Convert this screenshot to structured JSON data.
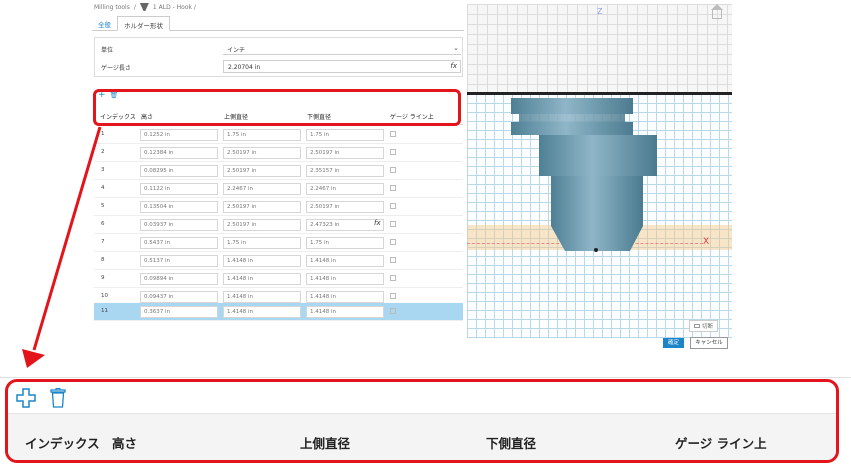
{
  "breadcrumb": {
    "root": "Milling tools",
    "sep1": "/",
    "current": "1 ALD - Hook /"
  },
  "tabs": [
    {
      "label": "全般"
    },
    {
      "label": "ホルダー形状"
    }
  ],
  "properties": {
    "unit_label": "単位",
    "unit_value": "インチ",
    "gauge_label": "ゲージ長さ",
    "gauge_value": "2.20704 in",
    "fx": "fx"
  },
  "toolbar": {
    "add_glyph": "+",
    "delete_glyph": "🗑"
  },
  "columns": {
    "index": "インデックス",
    "height": "高さ",
    "upper": "上側直径",
    "lower": "下側直径",
    "gauge": "ゲージ ライン上"
  },
  "rows": [
    {
      "index": "1",
      "height": "0.1252 in",
      "upper": "1.75 in",
      "lower": "1.75 in"
    },
    {
      "index": "2",
      "height": "0.12384 in",
      "upper": "2.50197 in",
      "lower": "2.50197 in"
    },
    {
      "index": "3",
      "height": "0.08295 in",
      "upper": "2.50197 in",
      "lower": "2.35157 in"
    },
    {
      "index": "4",
      "height": "0.1122 in",
      "upper": "2.2467 in",
      "lower": "2.2467 in"
    },
    {
      "index": "5",
      "height": "0.13504 in",
      "upper": "2.50197 in",
      "lower": "2.50197 in"
    },
    {
      "index": "6",
      "height": "0.03937 in",
      "upper": "2.50197 in",
      "lower": "2.47323 in"
    },
    {
      "index": "7",
      "height": "0.5437 in",
      "upper": "1.75 in",
      "lower": "1.75 in"
    },
    {
      "index": "8",
      "height": "0.5137 in",
      "upper": "1.4148 in",
      "lower": "1.4148 in"
    },
    {
      "index": "9",
      "height": "0.09894 in",
      "upper": "1.4148 in",
      "lower": "1.4148 in"
    },
    {
      "index": "10",
      "height": "0.09437 in",
      "upper": "1.4148 in",
      "lower": "1.4148 in"
    },
    {
      "index": "11",
      "height": "0.3637 in",
      "upper": "1.4148 in",
      "lower": "1.4148 in"
    }
  ],
  "viewport": {
    "z_axis": "Z",
    "x_axis": "X",
    "clip_label": "切断",
    "body_color": "#5f8ea3"
  },
  "buttons": {
    "ok": "確定",
    "cancel": "キャンセル"
  },
  "accent_color": "#1c85c8",
  "callout_color": "#e3141b"
}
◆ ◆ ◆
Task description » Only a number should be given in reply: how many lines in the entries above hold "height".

Written answer » 12